Students and staff discuss Women’s History Month

Sarah Feldner, Dean of the College of Communications is one of the few women in the university presidents cabinet

Photo courtesy of Marquette Today

Sarah Feldner, Dean of the College of Communications is one of the few women in the university president’s cabinet Photo courtesy of Marquette Today

In the celebration of Women’s History Month, students and faculty reflected on the significance behind the month as well as initiatives they would like to see to expand the celebration beyond March.

Sarah Kizuk, a graduate student in the philosophy department, said Women’s History Month is about achieving “true equality and equity.” 

“The whole month, for me, is a celebration of thinking about how the world can be other than it is,” Kizuk said. “It’s about change and empowerment, not just about women achieving the vote or something like that, but for achieving true equality and equity.”

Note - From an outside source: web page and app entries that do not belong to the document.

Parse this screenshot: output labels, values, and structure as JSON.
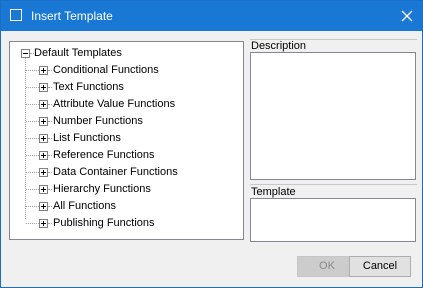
{
  "window": {
    "title": "Insert Template"
  },
  "tree": {
    "root_label": "Default Templates",
    "items": [
      {
        "label": "Conditional Functions"
      },
      {
        "label": "Text Functions"
      },
      {
        "label": "Attribute Value Functions"
      },
      {
        "label": "Number Functions"
      },
      {
        "label": "List Functions"
      },
      {
        "label": "Reference Functions"
      },
      {
        "label": "Data Container Functions"
      },
      {
        "label": "Hierarchy Functions"
      },
      {
        "label": "All Functions"
      },
      {
        "label": "Publishing Functions"
      }
    ]
  },
  "description": {
    "label": "Description",
    "value": ""
  },
  "template": {
    "label": "Template",
    "value": ""
  },
  "buttons": {
    "ok": "OK",
    "cancel": "Cancel"
  },
  "colors": {
    "titlebar": "#1878d4",
    "dialog_bg": "#f0f0f0"
  },
  "icons": {
    "close": "close-icon",
    "app": "window-icon"
  }
}
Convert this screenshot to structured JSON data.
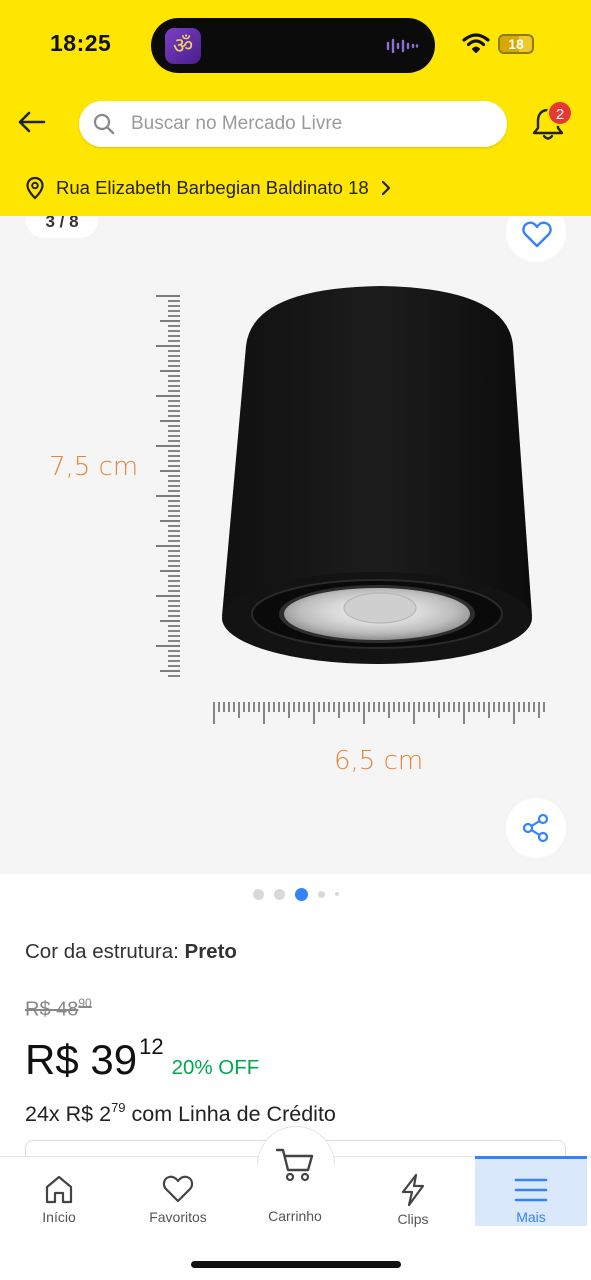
{
  "status_bar": {
    "time": "18:25",
    "battery": "18",
    "icons": [
      "app-icon",
      "audio-wave-icon",
      "wifi-icon",
      "battery-icon"
    ]
  },
  "header": {
    "search_placeholder": "Buscar no Mercado Livre",
    "notifications_count": "2",
    "location": "Rua Elizabeth Barbegian Baldinato 18",
    "icons": [
      "back-arrow-icon",
      "search-icon",
      "bell-icon",
      "pin-icon",
      "chevron-right-icon"
    ]
  },
  "gallery": {
    "counter": "3 / 8",
    "current_index": 3,
    "total_images": 8,
    "height_label": "7,5 cm",
    "width_label": "6,5 cm",
    "icons": [
      "heart-icon",
      "share-icon"
    ]
  },
  "product": {
    "color_label": "Cor da estrutura: ",
    "color_value": "Preto",
    "old_price_main": "R$ 48",
    "old_price_cents": "90",
    "price_main": "R$ 39",
    "price_cents": "12",
    "discount": "20% OFF",
    "installment_prefix": "24x R$ 2",
    "installment_cents": "79",
    "installment_suffix": " com Linha de Crédito"
  },
  "bottom_nav": {
    "items": [
      {
        "label": "Início",
        "icon": "home-icon"
      },
      {
        "label": "Favoritos",
        "icon": "heart-icon"
      },
      {
        "label": "Carrinho",
        "icon": "cart-icon"
      },
      {
        "label": "Clips",
        "icon": "lightning-icon"
      },
      {
        "label": "Mais",
        "icon": "menu-icon"
      }
    ],
    "active": "Mais"
  },
  "colors": {
    "header_bg": "#FFE600",
    "accent_blue": "#3483FA",
    "discount_green": "#00a650",
    "dimension_orange": "#e8843a",
    "badge_red": "#e53935"
  }
}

Women’s History Month originated in 1987 due to petitioning by the National Women’s History Project. Before this date, it was “Women’s History Week,” which began March 7, 1982.  

However, Kizuk said that it is International Women’s Day that holds the most personal significance due to its focus on various political movements. 

“International Women’s Day, March 8, has great meaning for me because it’s tied to other political movements,” Kizuk said.“You can’t liberate if you don’t liberate poor people, You can’t liberate women if you don’t liberate black people, you can’t liberate women if you don’t liberate cisgender women and transgender women.” 

Kizuk also said history months can be ineffective in reaching overarching goals, like equality, due to the way they’re presented. 

“History months can be depoliticized,” Kizuk said. “Like when we have tepid talks given for a whole month, or when we get a little badge or bracelet; this separates it from the real quest for equality for women.” 

However, Kristen Foster, an associate professor in history, said that Marquette has taken initiatives in advancing women’s careers through its Institute of Women’s Leadership program.

According to Marquette’s page on the Institute of Women’s Leadership, it is built around the mission of “advancing women’s leadership locally and globally through pioneering research, innovative programming, and collaborative engagement.”

“It not only gives women on campus a way to talk to each other across disciplines, but to come up with programming, as they fund research on campus, and they fund conversations about our research across campus,” Foster said. “To me, this is one of the most exciting and recent things to happen on campus.”

The Institute of Women’s Leadership will hold a virtual event March 4 titled “Pursuing Justice in Public Health and Equity through Community Engagement Conversation.” Students can register at Marquette’s Office of Economic Engagement website. 

In regards to initiatives Marquette can take to foster a better understanding and appreciation of women’s history and studies, Foster said the university should create more space for students to take classes outside of their major. 

“Initiatives to do more interdisciplinary conversations would be very helpful for conversations across campus and really appreciating what we do in each of our colleges,” Foster said. “That’s something we’ve realized we don’t do very much of.”

In order to create a more inclusive environment, Julia Paulk, associate professor of languages, literature and culture, said she hopes Marquette will strive for more representation within the president’s cabinet. 

“The president’s cabinet is still a majority of white males,” Paulk said. “I think they can strive for more representation of women and people of color at the highest levels of leadership at the university.” 

University President Michael Lovell’s cabinet is only 25% female. The dean of the College of Communication, Sarah Feldner, and the vice president for research and innovation, Jeanne Hossenlopp, stand as the only two women.

However, Paulk said she tries to seek equal representation when creating her class’s curriculum. 

“In my literature class I’m very careful to try to ensure I have female authors along with male authors,” Paulk said. 

Looking forward, Paulk said Women’s History Month shouldn’t be exclusive to March, rather a year-round celebration. 

“It’s important given the fact that things have not equaled out, that we are reminded of women’s stories and the value of what they have contributed,” Paulk said. “Just like Black history should be all year, Women’s History month should also be all year.” 

This story was written by Claire Driscol. She can be reached at claire.driscol@marquette.edu